Holidays can be stressful for trans* people. Many people unfortunately don’t have any place to go for the holidays. Some families refuse to accept their trans* children and other relatives, leaving them with no family whatsoever. Other people have a family to go to, but that family may not know the best way to support their trans* members.
For many trans* people, holiday time may mean spending several days with people who don’t validate their gender identity. Whether misgendering is intentional or not, it often feels like going into a hostile, foreign country, especially for people who have friends at home who see them as the man, woman or genderqueer person they are.
There are several constructive ways to deal with any frustration, anger or sadness related to visiting family over the holidays. Here are some of the things you may want to do after the holidays to help you regain your sense of balance and prevent future unhappy situations.
Look at What Actually Happened
It’s easy to get caught up in what didn’t happen. For example, if you were excluded from a guys-only or girls-only family outing or your parents didn’t call you by your chosen name or gender, you may get wrapped up in all of your frustration over those situations. However, it’s important to look at things more objectively for a couple of reasons.
- Focusing on negatives never helps your mood. The more you think about the ways your family treated you that you were unhappy about, the bigger those incidents seem to get in your mind. In addition, you end up getting more and more frustrated.
- You need to see whether your family has made any progress in order to decide what you want to do about future family get-togethers. There are some times when it makes the most sense to stay home. If your family expects you to retreat back into the closet and they haven’t made any progress towards accepting you the way you are, you may want to set some boundaries or skip some get-togethers. However, if your family is making an honest effort to get to know you and accept you, it makes little sense to sabotage that process with anger and refusal to spend time together.

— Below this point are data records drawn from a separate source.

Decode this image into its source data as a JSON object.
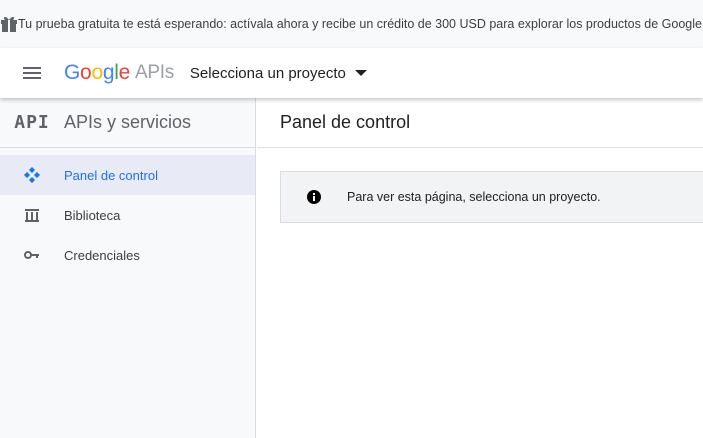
{
  "banner": {
    "icon": "gift-icon",
    "text": "Tu prueba gratuita te está esperando: actívala ahora y recibe un crédito de 300 USD para explorar los productos de Google Cloud."
  },
  "header": {
    "menu_icon": "hamburger-menu-icon",
    "logo": {
      "google": [
        "G",
        "o",
        "o",
        "g",
        "l",
        "e"
      ],
      "product": "APIs"
    },
    "project_selector": "Selecciona un proyecto"
  },
  "sidebar": {
    "badge": "API",
    "title": "APIs y servicios",
    "items": [
      {
        "label": "Panel de control",
        "icon": "dashboard-icon",
        "active": true
      },
      {
        "label": "Biblioteca",
        "icon": "library-icon",
        "active": false
      },
      {
        "label": "Credenciales",
        "icon": "key-icon",
        "active": false
      }
    ]
  },
  "main": {
    "title": "Panel de control",
    "notice": "Para ver esta página, selecciona un proyecto.",
    "notice_icon": "info-icon"
  },
  "colors": {
    "accent": "#1a73e8",
    "active_bg": "#e8eaf6",
    "sidebar_bg": "#f8f9fa"
  }
}
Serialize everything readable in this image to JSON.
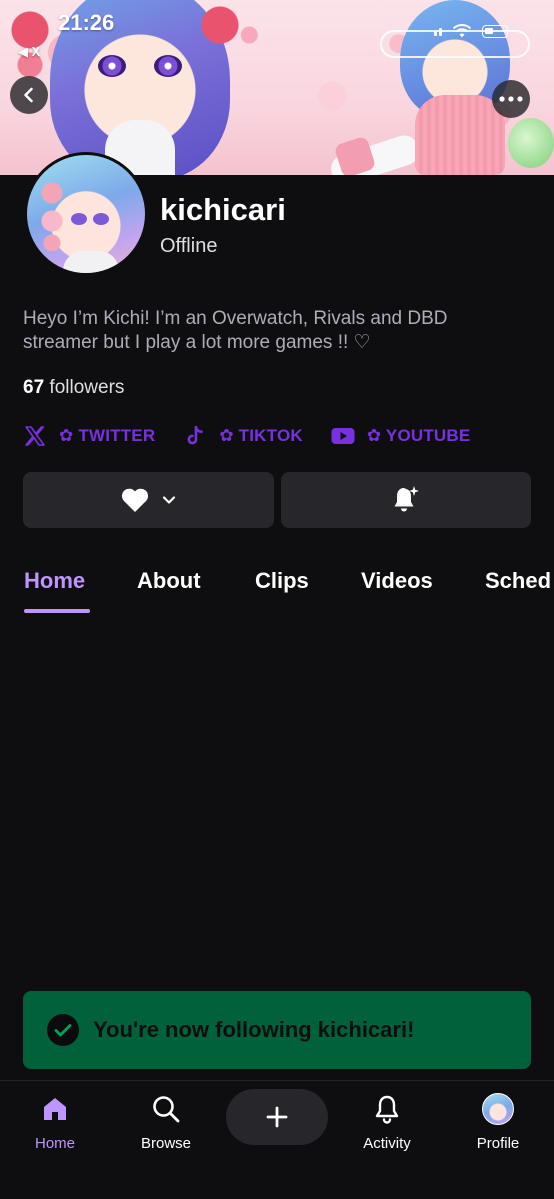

- You can figure out what bothered you most and work on changing those things first. Instead of wishing your family was entirely different, you can pick out things that really bother you and see what you can do about them. This helps you get everything in perspective and figure out strategies for dealing with your family.
Ways to Get Some Objectivity
It can be hard to see things clearly if you’re upset or angry about the way you were treated. So the first thing you need to do is get the feelings out so you can process them. Writing in your journal about what happened that upset you is a good first step so that you can get the emotions out of your system. After you do this, there are several things you can do to help yourself move from anger and pain to objectivity.
STEP ONE: Read over what you’ve written. On a new piece of paper, make two columns. In the left column, write one-sentence descriptions of things that happened that you were unhappy about. On the right-hand side, write what you wished would happen instead. Write your left-column items in the past tense and your right-column items in the present tense. This signals your brain that your old feelings are in the past.
STEP 2: Answer the following questions for each item on the left-hand side of the page:
How bad was this incident on a scale from 1 to 10?
Was this incident an improvement from the past? How?
STEP 3: For each item on the right-hand side, answer the following questions:
How likely is it, on a scale from 1 to 10, that this behavior will occur in the next six months?
How likely is it, on a scale from 1 to 10, that this behavior will occur in the next six months if you ask for it?
What alternative behaviors would you be comfortable with?
Step 4: Write about at least one thing you enjoyed during your visit. This can help you remember that no visit is all bad.
Once you’ve done the hard work of figuring out exactly what happened and what you need to happen, the next thing to do is figure out what to do about it. It’s often helpful to assert yourself in some way so that your family understands what bothered you and why.
It’s important to broach this subject in the appropriate manner. Don’t just express anger and demand that things change. Instead, try using the “sandwich” method, in which you slip your complaints in between positive statements. For example, you could thank your family for hosting, then say that you were upset that you were not gendered properly and end by saying that you are looking forward to an even better visit next time.
It’s also important to be sensitive to the fact that your parents and other people are transitioning too. Sometimes it’s hard to be patient when you feel like you’ve been hiding the truth about yourself your entire life and you want to be seen as you are! However, our families are not privy to our internal struggles, so our identity is all new to them. While it’s reasonable to ask to be gendered properly, make sure you make a distinction between an honest mistake and deliberately ignoring your gender identity and misgendering you.
Holidays are often difficult for people who don’t feel the close-knit family bond our society assumes everyone is “supposed” to have. For trans* people in particular, family holiday time is sometimes nightmarish because it forces them to be thrust back into a world that knows them as something they are not. If you take the time to focus on what progress your family is making towards accepting you and deciding what your next step is, you can make the next family get-together easier and more enjoyable for yourself.
Having a hard time coping with family pressure to be your birth gender? I offer one-on-one coaching to help you increase your self-confidence and stand up for yourself. Contact me to set up your free sample session.